======== Records to process

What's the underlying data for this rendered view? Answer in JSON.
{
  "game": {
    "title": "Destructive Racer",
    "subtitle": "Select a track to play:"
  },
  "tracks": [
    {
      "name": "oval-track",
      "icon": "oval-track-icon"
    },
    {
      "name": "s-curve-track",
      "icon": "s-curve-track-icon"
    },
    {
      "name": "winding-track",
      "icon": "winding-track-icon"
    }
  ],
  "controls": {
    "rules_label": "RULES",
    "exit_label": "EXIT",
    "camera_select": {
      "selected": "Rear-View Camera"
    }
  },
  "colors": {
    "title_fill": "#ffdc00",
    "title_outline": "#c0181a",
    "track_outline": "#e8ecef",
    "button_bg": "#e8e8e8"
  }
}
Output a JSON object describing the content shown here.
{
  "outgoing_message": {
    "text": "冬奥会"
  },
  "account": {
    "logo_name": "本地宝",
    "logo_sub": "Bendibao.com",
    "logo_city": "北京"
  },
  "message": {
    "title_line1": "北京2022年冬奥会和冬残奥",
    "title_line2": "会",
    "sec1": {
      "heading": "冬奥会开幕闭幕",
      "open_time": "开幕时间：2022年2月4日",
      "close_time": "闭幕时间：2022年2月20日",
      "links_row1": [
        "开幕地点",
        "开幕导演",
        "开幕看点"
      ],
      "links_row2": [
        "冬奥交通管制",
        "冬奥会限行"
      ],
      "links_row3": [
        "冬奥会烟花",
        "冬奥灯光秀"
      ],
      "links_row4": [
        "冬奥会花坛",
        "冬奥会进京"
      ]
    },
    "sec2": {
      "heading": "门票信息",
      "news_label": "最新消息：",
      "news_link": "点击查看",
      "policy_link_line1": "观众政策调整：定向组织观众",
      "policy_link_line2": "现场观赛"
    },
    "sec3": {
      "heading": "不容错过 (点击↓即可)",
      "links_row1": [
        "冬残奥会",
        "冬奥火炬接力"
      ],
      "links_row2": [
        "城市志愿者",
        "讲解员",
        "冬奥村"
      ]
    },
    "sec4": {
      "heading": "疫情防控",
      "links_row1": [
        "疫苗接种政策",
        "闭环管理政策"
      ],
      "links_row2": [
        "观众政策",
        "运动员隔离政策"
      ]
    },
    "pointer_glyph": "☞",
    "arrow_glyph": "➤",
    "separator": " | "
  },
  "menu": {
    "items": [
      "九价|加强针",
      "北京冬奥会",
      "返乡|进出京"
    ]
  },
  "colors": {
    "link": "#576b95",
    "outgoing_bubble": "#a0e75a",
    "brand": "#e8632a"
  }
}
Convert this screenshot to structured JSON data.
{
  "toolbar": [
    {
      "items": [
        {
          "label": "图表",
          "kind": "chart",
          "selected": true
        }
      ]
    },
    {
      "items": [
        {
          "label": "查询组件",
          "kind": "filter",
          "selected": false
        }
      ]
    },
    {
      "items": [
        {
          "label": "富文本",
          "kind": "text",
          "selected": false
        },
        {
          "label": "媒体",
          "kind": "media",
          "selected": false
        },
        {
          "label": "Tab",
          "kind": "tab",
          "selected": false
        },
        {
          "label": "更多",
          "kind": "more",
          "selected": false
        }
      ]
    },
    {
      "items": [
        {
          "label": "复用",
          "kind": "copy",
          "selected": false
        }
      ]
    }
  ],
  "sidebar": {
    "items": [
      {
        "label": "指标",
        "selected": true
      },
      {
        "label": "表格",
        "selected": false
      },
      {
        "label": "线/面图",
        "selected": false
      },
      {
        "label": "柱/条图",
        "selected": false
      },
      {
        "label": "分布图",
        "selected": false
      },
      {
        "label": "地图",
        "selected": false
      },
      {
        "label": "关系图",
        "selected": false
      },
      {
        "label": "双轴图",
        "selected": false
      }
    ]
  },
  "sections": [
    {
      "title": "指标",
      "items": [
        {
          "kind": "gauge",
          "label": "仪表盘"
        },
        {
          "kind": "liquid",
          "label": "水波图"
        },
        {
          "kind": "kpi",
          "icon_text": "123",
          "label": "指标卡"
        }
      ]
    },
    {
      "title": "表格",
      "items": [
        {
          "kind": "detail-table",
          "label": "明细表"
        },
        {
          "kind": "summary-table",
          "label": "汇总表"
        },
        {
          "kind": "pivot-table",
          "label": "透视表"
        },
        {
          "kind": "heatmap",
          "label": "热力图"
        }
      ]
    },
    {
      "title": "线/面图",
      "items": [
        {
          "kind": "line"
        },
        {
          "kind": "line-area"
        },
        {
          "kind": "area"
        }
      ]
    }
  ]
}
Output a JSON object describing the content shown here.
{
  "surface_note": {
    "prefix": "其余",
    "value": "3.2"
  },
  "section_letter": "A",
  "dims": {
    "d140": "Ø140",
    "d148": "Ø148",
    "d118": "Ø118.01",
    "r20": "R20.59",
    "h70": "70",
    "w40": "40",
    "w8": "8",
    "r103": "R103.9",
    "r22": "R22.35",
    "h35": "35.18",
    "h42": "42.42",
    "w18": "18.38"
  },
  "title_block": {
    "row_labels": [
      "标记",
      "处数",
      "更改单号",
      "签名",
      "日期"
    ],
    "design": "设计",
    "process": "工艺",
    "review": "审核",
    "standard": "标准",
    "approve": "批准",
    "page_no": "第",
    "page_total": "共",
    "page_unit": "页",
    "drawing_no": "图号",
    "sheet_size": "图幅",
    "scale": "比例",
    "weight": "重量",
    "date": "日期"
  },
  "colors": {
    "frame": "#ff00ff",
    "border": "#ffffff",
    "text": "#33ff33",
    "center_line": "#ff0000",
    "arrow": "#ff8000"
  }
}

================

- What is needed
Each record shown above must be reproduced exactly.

- Your response
What's the underlying data for this rendered view? Answer in JSON.
{
  "game": {
    "title": "Destructive Racer",
    "subtitle": "Select a track to play:"
  },
  "tracks": [
    {
      "name": "oval-track",
      "icon": "oval-track-icon"
    },
    {
      "name": "s-curve-track",
      "icon": "s-curve-track-icon"
    },
    {
      "name": "winding-track",
      "icon": "winding-track-icon"
    }
  ],
  "controls": {
    "rules_label": "RULES",
    "exit_label": "EXIT",
    "camera_select": {
      "selected": "Rear-View Camera"
    }
  },
  "colors": {
    "title_fill": "#ffdc00",
    "title_outline": "#c0181a",
    "track_outline": "#e8ecef",
    "button_bg": "#e8e8e8"
  }
}
Output a JSON object describing the content shown here.
{
  "outgoing_message": {
    "text": "冬奥会"
  },
  "account": {
    "logo_name": "本地宝",
    "logo_sub": "Bendibao.com",
    "logo_city": "北京"
  },
  "message": {
    "title_line1": "北京2022年冬奥会和冬残奥",
    "title_line2": "会",
    "sec1": {
      "heading": "冬奥会开幕闭幕",
      "open_time": "开幕时间：2022年2月4日",
      "close_time": "闭幕时间：2022年2月20日",
      "links_row1": [
        "开幕地点",
        "开幕导演",
        "开幕看点"
      ],
      "links_row2": [
        "冬奥交通管制",
        "冬奥会限行"
      ],
      "links_row3": [
        "冬奥会烟花",
        "冬奥灯光秀"
      ],
      "links_row4": [
        "冬奥会花坛",
        "冬奥会进京"
      ]
    },
    "sec2": {
      "heading": "门票信息",
      "news_label": "最新消息：",
      "news_link": "点击查看",
      "policy_link_line1": "观众政策调整：定向组织观众",
      "policy_link_line2": "现场观赛"
    },
    "sec3": {
      "heading": "不容错过 (点击↓即可)",
      "links_row1": [
        "冬残奥会",
        "冬奥火炬接力"
      ],
      "links_row2": [
        "城市志愿者",
        "讲解员",
        "冬奥村"
      ]
    },
    "sec4": {
      "heading": "疫情防控",
      "links_row1": [
        "疫苗接种政策",
        "闭环管理政策"
      ],
      "links_row2": [
        "观众政策",
        "运动员隔离政策"
      ]
    },
    "pointer_glyph": "☞",
    "arrow_glyph": "➤",
    "separator": " | "
  },
  "menu": {
    "items": [
      "九价|加强针",
      "北京冬奥会",
      "返乡|进出京"
    ]
  },
  "colors": {
    "link": "#576b95",
    "outgoing_bubble": "#a0e75a",
    "brand": "#e8632a"
  }
}
Convert this screenshot to structured JSON data.
{
  "toolbar": [
    {
      "items": [
        {
          "label": "图表",
          "kind": "chart",
          "selected": true
        }
      ]
    },
    {
      "items": [
        {
          "label": "查询组件",
          "kind": "filter",
          "selected": false
        }
      ]
    },
    {
      "items": [
        {
          "label": "富文本",
          "kind": "text",
          "selected": false
        },
        {
          "label": "媒体",
          "kind": "media",
          "selected": false
        },
        {
          "label": "Tab",
          "kind": "tab",
          "selected": false
        },
        {
          "label": "更多",
          "kind": "more",
          "selected": false
        }
      ]
    },
    {
      "items": [
        {
          "label": "复用",
          "kind": "copy",
          "selected": false
        }
      ]
    }
  ],
  "sidebar": {
    "items": [
      {
        "label": "指标",
        "selected": true
      },
      {
        "label": "表格",
        "selected": false
      },
      {
        "label": "线/面图",
        "selected": false
      },
      {
        "label": "柱/条图",
        "selected": false
      },
      {
        "label": "分布图",
        "selected": false
      },
      {
        "label": "地图",
        "selected": false
      },
      {
        "label": "关系图",
        "selected": false
      },
      {
        "label": "双轴图",
        "selected": false
      }
    ]
  },
  "sections": [
    {
      "title": "指标",
      "items": [
        {
          "kind": "gauge",
          "label": "仪表盘"
        },
        {
          "kind": "liquid",
          "label": "水波图"
        },
        {
          "kind": "kpi",
          "icon_text": "123",
          "label": "指标卡"
        }
      ]
    },
    {
      "title": "表格",
      "items": [
        {
          "kind": "detail-table",
          "label": "明细表"
        },
        {
          "kind": "summary-table",
          "label": "汇总表"
        },
        {
          "kind": "pivot-table",
          "label": "透视表"
        },
        {
          "kind": "heatmap",
          "label": "热力图"
        }
      ]
    },
    {
      "title": "线/面图",
      "items": [
        {
          "kind": "line"
        },
        {
          "kind": "line-area"
        },
        {
          "kind": "area"
        }
      ]
    }
  ]
}
Output a JSON object describing the content shown here.
{
  "surface_note": {
    "prefix": "其余",
    "value": "3.2"
  },
  "section_letter": "A",
  "dims": {
    "d140": "Ø140",
    "d148": "Ø148",
    "d118": "Ø118.01",
    "r20": "R20.59",
    "h70": "70",
    "w40": "40",
    "w8": "8",
    "r103": "R103.9",
    "r22": "R22.35",
    "h35": "35.18",
    "h42": "42.42",
    "w18": "18.38"
  },
  "title_block": {
    "row_labels": [
      "标记",
      "处数",
      "更改单号",
      "签名",
      "日期"
    ],
    "design": "设计",
    "process": "工艺",
    "review": "审核",
    "standard": "标准",
    "approve": "批准",
    "page_no": "第",
    "page_total": "共",
    "page_unit": "页",
    "drawing_no": "图号",
    "sheet_size": "图幅",
    "scale": "比例",
    "weight": "重量",
    "date": "日期"
  },
  "colors": {
    "frame": "#ff00ff",
    "border": "#ffffff",
    "text": "#33ff33",
    "center_line": "#ff0000",
    "arrow": "#ff8000"
  }
}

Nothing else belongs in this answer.